Well, it is not easy because we get used to a comfortable life and as we saw here in America, we can even get to the point where we spend what we don’t have and somebody says give it back and we don’t have it. So first and foremost we need to learn how to live within our means, and not only in America, which is very rich country and most of us are trying to live the American dream, but from this country’s crisis, we learned that we have to learn to live within our means and that the resources out there are limited.

In our part of the world, the message is usually that you have to learn to live within your means so that you do not destroy the environment; so that you do not, for example privatize what is public, [namely] the forest, public areas, or break the bank or the treasury in order to live a lifestyle that you cannot afford.

It’s also important for citizens to hold leaders accountable, to participate in elections. People say I don’t want to get involved in politics because I’m not a politician. I say politicians are making decisions about your life. If you’re not “a politician,” there’s something wrong with you…

Here in the US we had people who spent outside their means because their means could not sustain their lives. At the same time we have a national economy where the means of a very small group are equal to all the means of everybody else. Do you think we will we see wars over resources in this country?

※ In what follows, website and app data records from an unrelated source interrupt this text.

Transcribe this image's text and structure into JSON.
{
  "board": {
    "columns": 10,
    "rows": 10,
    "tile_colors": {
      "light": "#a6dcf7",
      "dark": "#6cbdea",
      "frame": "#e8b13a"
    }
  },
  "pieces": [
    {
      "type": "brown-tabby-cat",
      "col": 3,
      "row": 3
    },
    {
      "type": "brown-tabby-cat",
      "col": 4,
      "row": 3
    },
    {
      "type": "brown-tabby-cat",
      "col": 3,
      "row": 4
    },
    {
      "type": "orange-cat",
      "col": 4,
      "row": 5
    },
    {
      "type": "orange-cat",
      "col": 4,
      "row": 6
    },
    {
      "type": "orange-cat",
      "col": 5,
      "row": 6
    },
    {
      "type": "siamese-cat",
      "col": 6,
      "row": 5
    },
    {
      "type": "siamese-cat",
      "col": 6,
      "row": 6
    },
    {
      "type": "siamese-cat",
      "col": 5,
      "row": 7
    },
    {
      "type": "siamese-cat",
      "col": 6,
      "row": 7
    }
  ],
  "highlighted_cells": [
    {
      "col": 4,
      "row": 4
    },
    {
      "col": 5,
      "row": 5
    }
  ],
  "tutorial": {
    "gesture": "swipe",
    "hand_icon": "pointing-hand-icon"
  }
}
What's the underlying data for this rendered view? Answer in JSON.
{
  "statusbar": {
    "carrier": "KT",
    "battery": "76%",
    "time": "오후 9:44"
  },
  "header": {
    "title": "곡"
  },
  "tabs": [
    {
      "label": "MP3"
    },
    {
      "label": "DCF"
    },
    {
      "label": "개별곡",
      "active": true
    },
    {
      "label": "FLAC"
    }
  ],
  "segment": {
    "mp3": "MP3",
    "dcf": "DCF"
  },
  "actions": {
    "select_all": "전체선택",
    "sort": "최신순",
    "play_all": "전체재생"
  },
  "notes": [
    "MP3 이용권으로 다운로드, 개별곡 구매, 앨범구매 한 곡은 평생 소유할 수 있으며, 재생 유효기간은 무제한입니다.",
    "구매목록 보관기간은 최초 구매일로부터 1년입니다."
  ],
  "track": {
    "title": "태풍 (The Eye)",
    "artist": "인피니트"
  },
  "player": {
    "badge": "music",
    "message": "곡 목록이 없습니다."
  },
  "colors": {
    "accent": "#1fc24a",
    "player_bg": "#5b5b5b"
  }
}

Equity is extremely important. I know people don’t like to hear the word equity (there is a big difference between equality and equity…). It is very important, like in a forest, that everybody get some light to thrive and grow. So even the mushrooms at the very bottom [of the forest] get their part as well as the tree whose canopy is covering the forest. [Likewise] the rich and the powerful have to realize that they cannot have it all.

We’re not talking about socialism. We’re talking about justice. We’re talking about equitable distribution of resources. Even as we go to Copenhagen we are saying there must be some responsibility on those who have caused the problem and [who have] become extremely wealthy using a system that has destroyed the planet.  They must be willing so spend some of their resources to heal the planet. Equitable distribution is extremely important to all of us. Because if we don’t, those we marginalize, those we set aside, eventually become a burden.… Sometimes they become violent, or [otherwise] make it very difficult for the rest to enjoy our wealth. That’s why it is in all our interest to promote justice equity and to promote respect for human rights.

You often use the word “Mottainai” What is it?

Mottainai is a concept I learned in Japan.… I was trying to talk to them about recycling, reducing, reusing. But there, in the second-most-powerful economy in the world, people are used to spending. They told me they are embarrassed to reuse, because they have so much. But some of the resources they are using because they can, come from resources they should be concerned about. For example, throw-away chopsticks. Are they coming from Japanese forest? No. Probably from Congo, Brazil—or SE Asia—and [I said] you need those forests for your own survival…. So can you learn to reuse reduce, recycle as you used to before you became so rich?  And they said traditionally we had this concept “mottainai.” It embraces the concepts of respect (which we don’t have too much of), gratitude (which we don’t have too much of), and an effort not to waste (and in many countries, wastage is the number one thing to be avoided).

I hear from you not only about an eco-system in balance, but also an economy in balance. Can we have a healthy planet without changing our financial and economic eco-system?

I don’t think so. I really don’t think so. They have to go side by side because our economy is based on our environment. Unless we have a healthy environment we cannot have a health economy. What we need to understand is that we may sit here in middle of New York or London and think everything is perfect. But guess what? If everything is perfect where you are because you are damaging the environment in other parts of the world, sooner or later, that damage—down there, or east or west—that damage is going to come knocking on your door—sooner or later.